That's why it's important to make comparisons based on an entire trip, and not just a series of instantaneous readings.
And these issues are separate from other accuracy issues that come up with something like the SG, associated with the fact that it's not directly monitoring the injectors.
It's still a great tool, but it helps to understand the limitations.
Good question. I don't know. What I'm saying is that the math is deceptively complicated.
Here's an example of what I'm talking about. Consider this comparison:
A) Travel up the hill at a steady 25 mph
B) Travel up the hill at a steady 30 mph
Contrast that this with comparison:
C) Travel up the hill at about 24-26 mph, but with the speed slowly dropping
D) Travel up the hill at a steady 30 mph
When an instrument like the SG looks at C, it's going to give you a deceptively optimistic result. Why? Because it's calculating mpg based on fuel use and distance, but it's not taking into account the fact that you're losing speed. The momentum you're losing was paid for previously, by gas you burned a little earlier. And now you're relying on that momentum, instead of fuel, to propel the car. That's why the car is slowing down.
The reverse happens when you're accelerating.
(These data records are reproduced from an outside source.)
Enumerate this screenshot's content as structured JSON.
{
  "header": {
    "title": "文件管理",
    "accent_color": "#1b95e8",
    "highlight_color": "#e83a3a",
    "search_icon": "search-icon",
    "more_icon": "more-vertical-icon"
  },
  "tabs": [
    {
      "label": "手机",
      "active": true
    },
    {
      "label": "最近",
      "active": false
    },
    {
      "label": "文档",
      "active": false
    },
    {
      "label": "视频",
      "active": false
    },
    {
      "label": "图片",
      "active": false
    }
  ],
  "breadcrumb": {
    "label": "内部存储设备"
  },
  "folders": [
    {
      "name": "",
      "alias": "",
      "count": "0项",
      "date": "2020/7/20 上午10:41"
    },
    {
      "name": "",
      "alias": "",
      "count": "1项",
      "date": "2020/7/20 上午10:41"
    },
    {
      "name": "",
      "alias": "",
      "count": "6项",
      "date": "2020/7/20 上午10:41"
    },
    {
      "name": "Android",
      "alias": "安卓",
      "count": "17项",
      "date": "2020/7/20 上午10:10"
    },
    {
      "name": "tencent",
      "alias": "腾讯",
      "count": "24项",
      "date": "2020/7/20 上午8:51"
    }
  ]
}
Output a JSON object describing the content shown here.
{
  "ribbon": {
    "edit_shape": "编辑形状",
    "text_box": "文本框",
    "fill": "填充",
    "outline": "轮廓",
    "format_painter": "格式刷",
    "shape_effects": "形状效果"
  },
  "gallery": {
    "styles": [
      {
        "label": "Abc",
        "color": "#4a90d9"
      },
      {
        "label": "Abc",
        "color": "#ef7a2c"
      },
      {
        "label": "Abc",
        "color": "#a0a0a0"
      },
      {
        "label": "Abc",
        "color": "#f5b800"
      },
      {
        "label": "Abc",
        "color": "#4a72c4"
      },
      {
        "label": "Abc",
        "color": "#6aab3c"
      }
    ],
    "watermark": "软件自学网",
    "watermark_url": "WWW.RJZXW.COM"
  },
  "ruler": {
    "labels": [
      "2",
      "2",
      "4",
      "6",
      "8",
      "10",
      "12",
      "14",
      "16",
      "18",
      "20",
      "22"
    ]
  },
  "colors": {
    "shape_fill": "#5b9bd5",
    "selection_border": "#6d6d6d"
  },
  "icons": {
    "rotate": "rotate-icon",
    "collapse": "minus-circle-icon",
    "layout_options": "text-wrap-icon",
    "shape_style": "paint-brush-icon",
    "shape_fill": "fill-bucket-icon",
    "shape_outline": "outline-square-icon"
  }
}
The SG will give you a deceptively pessimistic result. It's going to tell you that you're burning a lot of fuel relative to the distance you're traveling, but it's failing to take into account that some of the fuel you're burning is being used to create momentum in the vehicle. It's like putting money in the bank. In a few moments, you'll be relying on that momentum.
When you add speed, you're adding kinetic energy, and when you climb a hill, you're adding potential energy. Either way, you get this energy back later. But the SG is not taking this into account, if you're just looking at an instantaneous reading. That's why you have look at a broader interval of analysis, like a trip.
Gotcha. I already have a resettable trip gauge on the car's computer. This is what I've always relied on. I understand what you're saying, but my question is this...as long as I am staying in OD gear, wouldn't it still make better sense to use momentum even if you get deceleration that you have to make up somewhat on the downslope? I mean, aren't you loading the engine more by keeping steady speed on the upslope?
I barely passed physics. That's why I am an archaeologist.